- TASK INSTRUCTIONS -
Filter the material below down to the lines containing the word "chesterfield".

- PROVIDED ENTRIES -

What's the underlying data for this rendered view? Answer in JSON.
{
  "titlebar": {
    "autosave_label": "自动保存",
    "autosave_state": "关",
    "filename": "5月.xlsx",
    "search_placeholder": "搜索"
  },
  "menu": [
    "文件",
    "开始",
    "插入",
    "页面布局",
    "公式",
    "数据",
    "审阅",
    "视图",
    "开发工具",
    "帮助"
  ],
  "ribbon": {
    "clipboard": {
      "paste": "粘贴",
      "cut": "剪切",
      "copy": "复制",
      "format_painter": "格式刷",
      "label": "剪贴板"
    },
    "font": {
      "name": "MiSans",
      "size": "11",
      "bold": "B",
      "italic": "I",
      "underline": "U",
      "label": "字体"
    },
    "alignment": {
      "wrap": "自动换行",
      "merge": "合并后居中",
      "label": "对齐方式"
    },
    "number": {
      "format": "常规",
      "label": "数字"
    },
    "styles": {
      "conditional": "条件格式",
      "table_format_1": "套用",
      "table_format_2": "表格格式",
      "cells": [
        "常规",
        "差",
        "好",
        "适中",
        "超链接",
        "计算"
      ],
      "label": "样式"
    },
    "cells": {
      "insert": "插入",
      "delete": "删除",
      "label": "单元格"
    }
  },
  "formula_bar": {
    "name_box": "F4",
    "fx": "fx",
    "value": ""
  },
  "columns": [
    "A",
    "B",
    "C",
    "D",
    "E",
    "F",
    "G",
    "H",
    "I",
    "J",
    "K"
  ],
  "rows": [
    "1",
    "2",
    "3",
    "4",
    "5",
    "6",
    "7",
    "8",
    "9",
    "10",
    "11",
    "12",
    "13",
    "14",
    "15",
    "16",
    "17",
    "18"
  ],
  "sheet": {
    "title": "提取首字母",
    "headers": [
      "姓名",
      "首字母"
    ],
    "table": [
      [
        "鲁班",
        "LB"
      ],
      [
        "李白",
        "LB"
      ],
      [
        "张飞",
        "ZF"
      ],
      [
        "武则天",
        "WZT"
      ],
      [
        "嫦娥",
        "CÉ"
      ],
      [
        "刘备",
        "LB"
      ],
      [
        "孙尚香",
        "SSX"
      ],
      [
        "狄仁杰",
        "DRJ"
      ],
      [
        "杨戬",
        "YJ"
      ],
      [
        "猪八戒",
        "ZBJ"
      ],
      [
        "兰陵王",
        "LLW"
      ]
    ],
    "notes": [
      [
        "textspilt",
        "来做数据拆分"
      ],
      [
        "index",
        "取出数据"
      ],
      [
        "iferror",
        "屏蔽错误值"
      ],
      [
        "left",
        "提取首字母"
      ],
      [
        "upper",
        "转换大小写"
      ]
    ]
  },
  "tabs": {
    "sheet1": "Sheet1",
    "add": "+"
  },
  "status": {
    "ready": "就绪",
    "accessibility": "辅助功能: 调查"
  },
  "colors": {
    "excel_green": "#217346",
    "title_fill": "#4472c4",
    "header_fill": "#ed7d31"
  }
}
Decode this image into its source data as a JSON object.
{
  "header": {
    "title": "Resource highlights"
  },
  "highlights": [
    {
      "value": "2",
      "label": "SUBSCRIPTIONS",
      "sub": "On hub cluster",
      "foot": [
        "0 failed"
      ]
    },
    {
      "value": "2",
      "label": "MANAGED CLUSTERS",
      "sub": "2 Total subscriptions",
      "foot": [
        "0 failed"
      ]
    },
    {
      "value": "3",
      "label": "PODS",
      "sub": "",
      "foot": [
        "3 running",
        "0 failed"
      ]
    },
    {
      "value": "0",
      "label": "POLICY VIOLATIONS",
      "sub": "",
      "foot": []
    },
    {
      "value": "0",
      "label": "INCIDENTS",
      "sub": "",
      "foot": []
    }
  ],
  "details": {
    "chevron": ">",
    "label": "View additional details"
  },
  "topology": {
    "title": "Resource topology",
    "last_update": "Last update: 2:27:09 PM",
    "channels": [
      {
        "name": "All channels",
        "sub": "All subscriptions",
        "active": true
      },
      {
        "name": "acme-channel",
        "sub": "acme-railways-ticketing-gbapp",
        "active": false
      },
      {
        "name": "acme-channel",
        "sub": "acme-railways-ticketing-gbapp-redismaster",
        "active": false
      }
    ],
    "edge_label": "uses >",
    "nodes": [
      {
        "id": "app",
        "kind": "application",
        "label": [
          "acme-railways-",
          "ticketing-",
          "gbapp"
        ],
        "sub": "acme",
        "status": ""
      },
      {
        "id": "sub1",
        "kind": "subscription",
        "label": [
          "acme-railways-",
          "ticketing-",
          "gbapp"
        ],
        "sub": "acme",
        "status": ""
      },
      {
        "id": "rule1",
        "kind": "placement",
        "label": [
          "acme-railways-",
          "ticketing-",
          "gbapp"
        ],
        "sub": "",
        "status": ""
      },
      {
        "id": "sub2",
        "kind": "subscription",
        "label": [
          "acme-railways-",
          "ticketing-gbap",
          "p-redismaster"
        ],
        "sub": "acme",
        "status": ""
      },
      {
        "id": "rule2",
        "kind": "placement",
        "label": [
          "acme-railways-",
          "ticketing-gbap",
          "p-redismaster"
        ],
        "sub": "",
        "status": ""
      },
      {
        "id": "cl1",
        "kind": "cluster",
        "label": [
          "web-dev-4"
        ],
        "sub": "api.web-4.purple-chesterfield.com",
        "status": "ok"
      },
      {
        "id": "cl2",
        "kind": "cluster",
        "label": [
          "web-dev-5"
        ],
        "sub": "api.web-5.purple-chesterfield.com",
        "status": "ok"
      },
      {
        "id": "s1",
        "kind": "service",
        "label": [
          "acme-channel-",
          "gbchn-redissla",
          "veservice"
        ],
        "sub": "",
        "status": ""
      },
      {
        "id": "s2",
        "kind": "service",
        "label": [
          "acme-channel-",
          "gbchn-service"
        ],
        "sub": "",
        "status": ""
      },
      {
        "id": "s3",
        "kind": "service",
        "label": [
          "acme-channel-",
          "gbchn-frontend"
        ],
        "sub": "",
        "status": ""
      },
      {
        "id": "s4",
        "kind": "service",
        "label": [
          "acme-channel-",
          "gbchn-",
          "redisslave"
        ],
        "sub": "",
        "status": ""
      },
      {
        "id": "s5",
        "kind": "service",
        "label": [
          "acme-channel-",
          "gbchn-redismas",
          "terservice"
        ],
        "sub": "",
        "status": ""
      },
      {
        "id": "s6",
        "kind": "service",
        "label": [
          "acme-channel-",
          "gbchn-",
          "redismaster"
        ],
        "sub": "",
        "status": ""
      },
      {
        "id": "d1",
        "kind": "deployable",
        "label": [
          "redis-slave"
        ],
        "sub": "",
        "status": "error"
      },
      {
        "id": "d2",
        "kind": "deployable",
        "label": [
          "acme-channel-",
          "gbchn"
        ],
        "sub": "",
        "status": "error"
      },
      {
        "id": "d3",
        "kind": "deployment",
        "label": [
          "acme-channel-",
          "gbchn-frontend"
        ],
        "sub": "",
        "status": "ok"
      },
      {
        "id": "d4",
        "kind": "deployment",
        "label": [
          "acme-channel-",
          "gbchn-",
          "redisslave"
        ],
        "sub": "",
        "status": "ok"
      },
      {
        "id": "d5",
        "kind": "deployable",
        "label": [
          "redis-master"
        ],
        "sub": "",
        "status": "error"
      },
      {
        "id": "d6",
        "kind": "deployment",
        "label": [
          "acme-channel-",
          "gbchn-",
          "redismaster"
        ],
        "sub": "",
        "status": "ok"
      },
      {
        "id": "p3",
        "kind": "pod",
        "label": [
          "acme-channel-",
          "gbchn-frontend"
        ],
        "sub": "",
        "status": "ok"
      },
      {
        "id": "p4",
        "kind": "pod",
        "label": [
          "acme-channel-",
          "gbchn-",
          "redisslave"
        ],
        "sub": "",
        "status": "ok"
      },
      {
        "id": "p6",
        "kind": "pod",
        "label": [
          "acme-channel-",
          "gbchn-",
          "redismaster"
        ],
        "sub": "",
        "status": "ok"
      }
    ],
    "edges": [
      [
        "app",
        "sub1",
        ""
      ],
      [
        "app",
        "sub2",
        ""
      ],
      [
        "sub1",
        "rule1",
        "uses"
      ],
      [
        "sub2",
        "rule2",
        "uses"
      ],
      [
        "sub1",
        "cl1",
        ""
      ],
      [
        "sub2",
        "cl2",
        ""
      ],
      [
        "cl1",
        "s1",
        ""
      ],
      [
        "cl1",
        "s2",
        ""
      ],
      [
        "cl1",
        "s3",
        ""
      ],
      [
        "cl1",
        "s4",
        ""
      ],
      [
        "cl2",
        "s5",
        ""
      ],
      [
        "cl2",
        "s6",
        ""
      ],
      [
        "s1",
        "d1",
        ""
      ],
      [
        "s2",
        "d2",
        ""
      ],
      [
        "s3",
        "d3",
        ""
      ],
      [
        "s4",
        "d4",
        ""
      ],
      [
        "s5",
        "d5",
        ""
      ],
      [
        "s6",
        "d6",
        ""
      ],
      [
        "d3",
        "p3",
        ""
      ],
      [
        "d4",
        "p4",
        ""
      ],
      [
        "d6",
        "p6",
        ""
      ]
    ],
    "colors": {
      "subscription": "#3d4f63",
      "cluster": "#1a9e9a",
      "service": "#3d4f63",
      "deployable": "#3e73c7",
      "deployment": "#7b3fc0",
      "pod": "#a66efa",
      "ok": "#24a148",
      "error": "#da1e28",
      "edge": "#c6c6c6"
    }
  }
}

- RESULT FOR THIS EXERCISE -
        "sub": "api.web-4.purple-chesterfield.com",
        "sub": "api.web-5.purple-chesterfield.com",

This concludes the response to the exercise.